Gullies like the one in the picture are widening and deepening after every monsoon. The rainwater is channelled, bringing silt and gravel down at speed which increases the risk of flash flooding and landslides in the more heavily populated areas below.
But how could the government’s forestry department come up with a solution which didn’t involve a clumsy human intervention such as building concrete dams to help stem the flow?
The answer was a biodegradable fibre called coir, obtained from the husks of coconuts and stitched together into logs. The logs were packed with waste pine needles and the test area of 6,600 square metres had every gully filled with the logs, tethered with bamboo pegs.

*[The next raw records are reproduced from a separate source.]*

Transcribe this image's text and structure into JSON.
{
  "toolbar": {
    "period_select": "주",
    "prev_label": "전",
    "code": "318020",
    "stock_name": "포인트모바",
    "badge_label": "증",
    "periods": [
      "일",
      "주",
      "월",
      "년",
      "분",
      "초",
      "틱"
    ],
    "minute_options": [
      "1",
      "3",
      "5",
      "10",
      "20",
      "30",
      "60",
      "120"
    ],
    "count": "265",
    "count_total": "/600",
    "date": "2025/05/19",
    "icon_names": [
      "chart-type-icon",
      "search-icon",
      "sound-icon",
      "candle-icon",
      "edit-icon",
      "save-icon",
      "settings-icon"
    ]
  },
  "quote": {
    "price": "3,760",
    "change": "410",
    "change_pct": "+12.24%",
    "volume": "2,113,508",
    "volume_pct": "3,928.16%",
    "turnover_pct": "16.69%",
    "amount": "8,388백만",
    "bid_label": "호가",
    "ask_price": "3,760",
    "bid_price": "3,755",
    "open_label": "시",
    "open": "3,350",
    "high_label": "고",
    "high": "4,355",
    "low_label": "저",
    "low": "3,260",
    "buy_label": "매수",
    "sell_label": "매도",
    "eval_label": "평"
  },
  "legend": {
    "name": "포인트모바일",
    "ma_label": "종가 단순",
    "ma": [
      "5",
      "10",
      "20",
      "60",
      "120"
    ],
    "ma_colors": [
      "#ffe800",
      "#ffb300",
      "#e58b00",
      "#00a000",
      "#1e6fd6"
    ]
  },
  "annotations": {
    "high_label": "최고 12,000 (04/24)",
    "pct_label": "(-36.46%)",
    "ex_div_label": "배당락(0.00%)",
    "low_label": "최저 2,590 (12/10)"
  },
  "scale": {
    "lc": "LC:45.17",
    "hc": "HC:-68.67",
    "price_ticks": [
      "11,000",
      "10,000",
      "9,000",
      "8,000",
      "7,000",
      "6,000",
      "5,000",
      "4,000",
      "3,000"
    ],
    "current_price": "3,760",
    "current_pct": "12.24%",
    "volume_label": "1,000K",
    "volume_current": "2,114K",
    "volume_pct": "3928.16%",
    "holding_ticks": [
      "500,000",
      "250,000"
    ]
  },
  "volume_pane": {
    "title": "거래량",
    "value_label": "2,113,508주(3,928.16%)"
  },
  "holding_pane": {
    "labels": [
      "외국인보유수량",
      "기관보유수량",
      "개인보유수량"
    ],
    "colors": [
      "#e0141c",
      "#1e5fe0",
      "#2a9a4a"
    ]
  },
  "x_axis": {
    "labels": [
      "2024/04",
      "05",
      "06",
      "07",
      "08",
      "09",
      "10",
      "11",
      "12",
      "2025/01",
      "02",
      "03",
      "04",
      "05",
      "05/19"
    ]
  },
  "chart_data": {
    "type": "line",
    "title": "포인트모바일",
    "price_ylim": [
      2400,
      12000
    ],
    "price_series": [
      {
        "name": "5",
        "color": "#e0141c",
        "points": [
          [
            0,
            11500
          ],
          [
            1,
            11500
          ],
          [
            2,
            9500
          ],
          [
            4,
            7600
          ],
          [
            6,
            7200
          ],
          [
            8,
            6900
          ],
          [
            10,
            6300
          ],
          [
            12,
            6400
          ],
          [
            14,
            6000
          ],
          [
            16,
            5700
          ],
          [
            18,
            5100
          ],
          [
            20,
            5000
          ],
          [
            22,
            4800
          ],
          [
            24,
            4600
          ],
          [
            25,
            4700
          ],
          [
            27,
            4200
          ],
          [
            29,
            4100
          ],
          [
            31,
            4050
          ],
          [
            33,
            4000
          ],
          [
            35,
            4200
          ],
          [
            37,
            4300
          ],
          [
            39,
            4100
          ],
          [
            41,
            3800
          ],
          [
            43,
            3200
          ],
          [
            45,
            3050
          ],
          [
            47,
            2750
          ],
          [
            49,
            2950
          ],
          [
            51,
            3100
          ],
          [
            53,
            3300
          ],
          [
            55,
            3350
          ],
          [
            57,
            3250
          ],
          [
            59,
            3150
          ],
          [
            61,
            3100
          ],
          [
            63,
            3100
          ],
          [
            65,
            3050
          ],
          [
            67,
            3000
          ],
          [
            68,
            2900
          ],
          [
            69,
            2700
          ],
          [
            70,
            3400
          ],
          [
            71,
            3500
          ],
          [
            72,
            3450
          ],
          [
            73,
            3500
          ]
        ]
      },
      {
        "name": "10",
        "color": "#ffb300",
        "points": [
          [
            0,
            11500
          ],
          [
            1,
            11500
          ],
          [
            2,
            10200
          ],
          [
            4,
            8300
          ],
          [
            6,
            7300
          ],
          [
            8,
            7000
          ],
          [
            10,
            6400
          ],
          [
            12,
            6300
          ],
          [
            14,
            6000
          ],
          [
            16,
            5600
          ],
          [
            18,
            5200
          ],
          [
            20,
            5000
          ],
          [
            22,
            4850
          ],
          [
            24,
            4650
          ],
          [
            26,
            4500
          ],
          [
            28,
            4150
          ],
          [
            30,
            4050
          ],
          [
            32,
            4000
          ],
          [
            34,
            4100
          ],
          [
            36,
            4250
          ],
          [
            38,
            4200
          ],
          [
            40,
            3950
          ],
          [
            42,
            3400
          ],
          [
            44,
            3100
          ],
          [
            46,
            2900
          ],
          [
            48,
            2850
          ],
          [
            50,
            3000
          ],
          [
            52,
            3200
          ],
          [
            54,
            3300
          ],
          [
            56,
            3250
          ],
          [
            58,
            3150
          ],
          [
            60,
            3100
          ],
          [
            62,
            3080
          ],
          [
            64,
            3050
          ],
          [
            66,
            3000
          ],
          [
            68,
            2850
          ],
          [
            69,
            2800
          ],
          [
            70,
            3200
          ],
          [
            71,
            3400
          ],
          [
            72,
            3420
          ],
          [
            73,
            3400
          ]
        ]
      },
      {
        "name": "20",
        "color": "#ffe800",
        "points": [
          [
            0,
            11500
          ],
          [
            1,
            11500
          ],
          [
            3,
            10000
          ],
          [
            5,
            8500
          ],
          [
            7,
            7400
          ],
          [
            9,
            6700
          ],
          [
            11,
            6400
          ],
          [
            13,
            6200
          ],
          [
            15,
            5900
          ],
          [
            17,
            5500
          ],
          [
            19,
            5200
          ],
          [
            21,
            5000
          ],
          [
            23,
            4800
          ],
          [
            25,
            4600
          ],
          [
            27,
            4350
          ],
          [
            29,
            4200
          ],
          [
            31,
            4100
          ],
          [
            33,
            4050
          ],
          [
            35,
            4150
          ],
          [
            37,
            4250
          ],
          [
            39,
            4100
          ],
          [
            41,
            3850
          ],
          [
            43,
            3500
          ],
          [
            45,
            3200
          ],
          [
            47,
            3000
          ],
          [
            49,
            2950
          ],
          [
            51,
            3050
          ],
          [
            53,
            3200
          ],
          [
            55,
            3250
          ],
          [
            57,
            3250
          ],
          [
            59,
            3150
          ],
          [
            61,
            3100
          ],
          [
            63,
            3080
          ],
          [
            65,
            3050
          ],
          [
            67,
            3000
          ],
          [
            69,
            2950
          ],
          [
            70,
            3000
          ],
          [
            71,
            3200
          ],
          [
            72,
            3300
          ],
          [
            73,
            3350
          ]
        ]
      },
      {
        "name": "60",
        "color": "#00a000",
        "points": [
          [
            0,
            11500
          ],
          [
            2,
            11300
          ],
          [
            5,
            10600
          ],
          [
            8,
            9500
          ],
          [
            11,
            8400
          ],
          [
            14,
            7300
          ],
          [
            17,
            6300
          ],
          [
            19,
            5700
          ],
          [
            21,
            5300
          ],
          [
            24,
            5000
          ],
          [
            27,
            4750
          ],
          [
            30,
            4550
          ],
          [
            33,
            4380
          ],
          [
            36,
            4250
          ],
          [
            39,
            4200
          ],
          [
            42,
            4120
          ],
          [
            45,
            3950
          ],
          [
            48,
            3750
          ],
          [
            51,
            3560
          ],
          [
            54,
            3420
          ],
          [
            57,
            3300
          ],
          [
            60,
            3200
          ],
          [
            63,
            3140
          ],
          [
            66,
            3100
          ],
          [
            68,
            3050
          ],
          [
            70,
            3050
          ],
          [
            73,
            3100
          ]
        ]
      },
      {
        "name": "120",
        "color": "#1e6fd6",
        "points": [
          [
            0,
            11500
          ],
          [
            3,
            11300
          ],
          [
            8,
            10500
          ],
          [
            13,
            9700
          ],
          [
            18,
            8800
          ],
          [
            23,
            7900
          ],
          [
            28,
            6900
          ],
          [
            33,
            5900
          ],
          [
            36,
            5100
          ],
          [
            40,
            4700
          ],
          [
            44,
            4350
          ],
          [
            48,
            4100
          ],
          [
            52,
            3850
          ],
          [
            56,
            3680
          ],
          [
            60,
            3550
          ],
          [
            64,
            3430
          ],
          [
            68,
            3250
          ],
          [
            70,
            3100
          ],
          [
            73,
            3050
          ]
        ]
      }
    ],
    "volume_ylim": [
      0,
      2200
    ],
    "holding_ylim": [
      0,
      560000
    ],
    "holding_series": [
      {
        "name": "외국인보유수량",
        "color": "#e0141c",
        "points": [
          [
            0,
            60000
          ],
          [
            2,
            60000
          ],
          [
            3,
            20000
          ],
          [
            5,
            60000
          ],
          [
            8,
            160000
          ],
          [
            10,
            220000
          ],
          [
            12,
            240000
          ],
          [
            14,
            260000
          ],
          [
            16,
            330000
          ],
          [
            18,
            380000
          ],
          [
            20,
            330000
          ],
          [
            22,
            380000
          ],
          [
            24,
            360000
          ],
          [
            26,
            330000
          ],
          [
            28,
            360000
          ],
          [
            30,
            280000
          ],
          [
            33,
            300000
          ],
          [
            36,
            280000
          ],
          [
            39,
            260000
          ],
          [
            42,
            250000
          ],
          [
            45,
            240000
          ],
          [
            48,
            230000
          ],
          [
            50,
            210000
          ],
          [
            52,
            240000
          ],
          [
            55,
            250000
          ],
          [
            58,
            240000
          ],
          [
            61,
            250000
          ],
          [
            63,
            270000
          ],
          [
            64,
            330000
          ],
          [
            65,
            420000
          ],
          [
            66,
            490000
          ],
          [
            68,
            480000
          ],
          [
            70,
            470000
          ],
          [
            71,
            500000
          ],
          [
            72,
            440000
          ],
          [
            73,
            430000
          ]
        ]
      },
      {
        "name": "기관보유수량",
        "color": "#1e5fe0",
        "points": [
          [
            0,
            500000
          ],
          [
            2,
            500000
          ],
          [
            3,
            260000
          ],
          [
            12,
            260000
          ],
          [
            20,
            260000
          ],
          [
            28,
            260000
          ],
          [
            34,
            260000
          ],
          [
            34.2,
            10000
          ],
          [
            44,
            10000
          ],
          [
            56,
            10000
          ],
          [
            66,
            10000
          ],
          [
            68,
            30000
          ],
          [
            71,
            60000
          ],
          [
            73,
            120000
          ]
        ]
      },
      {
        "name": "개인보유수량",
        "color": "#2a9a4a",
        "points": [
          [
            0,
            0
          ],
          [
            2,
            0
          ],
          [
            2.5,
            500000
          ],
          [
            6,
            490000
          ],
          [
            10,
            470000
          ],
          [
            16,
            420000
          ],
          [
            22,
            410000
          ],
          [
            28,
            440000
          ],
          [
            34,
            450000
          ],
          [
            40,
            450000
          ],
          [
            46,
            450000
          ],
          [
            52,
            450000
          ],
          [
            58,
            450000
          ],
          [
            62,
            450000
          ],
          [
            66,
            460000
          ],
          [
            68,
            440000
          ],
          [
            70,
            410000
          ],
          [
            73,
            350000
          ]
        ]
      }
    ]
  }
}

Additional check dams, were made with the same process, to help reduce the speed of the water further and prevent the topsoil being washed away.
Courtesy of The Better India
The impact was almost instant. Within 1 month the test area had 15% more vegetation than the control area which was left untreated.
During the flowering season that followed, the coir matting trapped the silt and top soil, containing the seeds which were now able to germinate.
The local community, who were concerned about the grazing ground for their animals, found themselves being employed to stitch the coir logs and fill them with pine needles. 70 villagers were employed for two months being relatively well paid in an area where there are few additional livelihood opportunities.
The forestry department also created an alternate grazing ground to reduce the pressure on the damaged area.
The cost of the project was reduced by at least 20% by making the coir logs locally. In future, if a replacement can be found for the coir, which comes from 1,500 miles away, the costs could be reduced further.